TAPP-C The Arson Prevention Program for Children
Playing with fire and firesetting are extremely dangerous behaviours that can result in substantial personal and economic loss to families and communities. The Arson Prevention Program (TAPP-C) is a program for youth who have played with fire or set fires, including such things as playing with matches or lighters, burning paper or garbage, performing lighter "tricks," intentionally setting fire to buildings, or making bombs. It is an evidence-based collaborative program that involves fire service and mental health professionals working together to insure that all youth involved with fire have the best chance possible for a safe and healthy future.
The program was introduced in 1991 as a collaborative effort of the Office of the Fire Marshal of Ontario, the Centre for Addiction and Mental Health (formerly the Clarke Institute of Psychiatry), and the City of Toronto Fire Services. Since that time, the program has expanded throughout Ontario, as well as to communities in other provinces. Recently, there has been significant international interest.
TAPP-C's model of service delivery insures that every adolescent who is referred to the program, along with his/her family, has access to a home safety check and fire safety education through the fire department, as well as a risk assessment and brief intervention through a children's mental health centre or hospital. It may come as a surprise that TAPP-C involves all children being offered both services. Traditionally, juvenile firesetter programs have been delivered exclusively by fire services.

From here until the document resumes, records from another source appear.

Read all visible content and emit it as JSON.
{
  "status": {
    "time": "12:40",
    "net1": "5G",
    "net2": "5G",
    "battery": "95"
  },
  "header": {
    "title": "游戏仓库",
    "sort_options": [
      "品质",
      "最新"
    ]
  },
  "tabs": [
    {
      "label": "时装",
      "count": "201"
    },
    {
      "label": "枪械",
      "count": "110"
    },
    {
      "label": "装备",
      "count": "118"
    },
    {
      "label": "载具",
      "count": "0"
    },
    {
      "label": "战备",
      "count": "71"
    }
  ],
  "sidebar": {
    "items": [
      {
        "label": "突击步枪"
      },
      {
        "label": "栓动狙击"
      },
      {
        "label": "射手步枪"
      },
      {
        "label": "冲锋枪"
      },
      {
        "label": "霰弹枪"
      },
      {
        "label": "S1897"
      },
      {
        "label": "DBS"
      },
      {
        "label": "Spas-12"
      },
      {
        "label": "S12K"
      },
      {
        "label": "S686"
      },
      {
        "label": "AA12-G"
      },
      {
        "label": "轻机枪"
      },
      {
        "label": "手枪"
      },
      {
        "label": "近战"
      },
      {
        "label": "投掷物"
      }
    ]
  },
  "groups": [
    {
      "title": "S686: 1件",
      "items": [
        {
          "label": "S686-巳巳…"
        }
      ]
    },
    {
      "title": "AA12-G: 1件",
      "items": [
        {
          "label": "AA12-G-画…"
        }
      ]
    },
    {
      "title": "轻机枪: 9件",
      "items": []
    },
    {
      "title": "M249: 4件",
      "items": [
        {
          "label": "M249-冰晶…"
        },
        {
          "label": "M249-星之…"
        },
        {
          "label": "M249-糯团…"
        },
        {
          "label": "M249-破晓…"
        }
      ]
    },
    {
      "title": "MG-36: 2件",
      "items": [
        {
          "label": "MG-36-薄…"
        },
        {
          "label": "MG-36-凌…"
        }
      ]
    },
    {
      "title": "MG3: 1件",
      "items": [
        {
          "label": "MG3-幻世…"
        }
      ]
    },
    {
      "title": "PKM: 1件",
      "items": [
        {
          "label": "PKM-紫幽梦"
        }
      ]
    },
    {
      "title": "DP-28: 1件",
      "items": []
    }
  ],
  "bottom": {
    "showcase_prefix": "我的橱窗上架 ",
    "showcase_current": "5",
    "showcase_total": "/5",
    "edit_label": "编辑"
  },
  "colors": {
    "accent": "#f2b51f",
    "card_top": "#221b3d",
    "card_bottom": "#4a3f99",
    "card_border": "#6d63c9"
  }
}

TAPP-C uses this model because fire involvement by youth is a complex behaviour that is best addressed by a multi faceted approach. Fire service professionals have practical expertise in dealing with juvenile firesetters, including evaluating and helping to improve home fire safety, teaching fire safety knowledge and skills, and providing positive role models. Children's mental health professionals have training and expertise in conducting assessments, and in helping children and families deal with difficult behaviour.
The experiences of TAPP-C professionals, combined with information from other juvenile firesetting programs, confirm the importance of including both services in this model. There is considerable evidence suggesting that a child's setting of fires can be an indication of other problems in his/her life. As well, there is ample research to show that predicting recidivism risk (that is, whether someone will repeat a particular behaviour) is complicated. By the time a parent calls and asks for help with a child's fire involvement, usual strategies for addressing misbehaviour have often been tired and proven ineffective. According to TAPP-C's database, children and adolescents have usually been involved with fireplay or firesetting more than once before being referred to the program. As a result, it is important that services are available from professionals who have expertise in conducting risk assessments and who specialize in helping parents deal with their child's misbehaviour.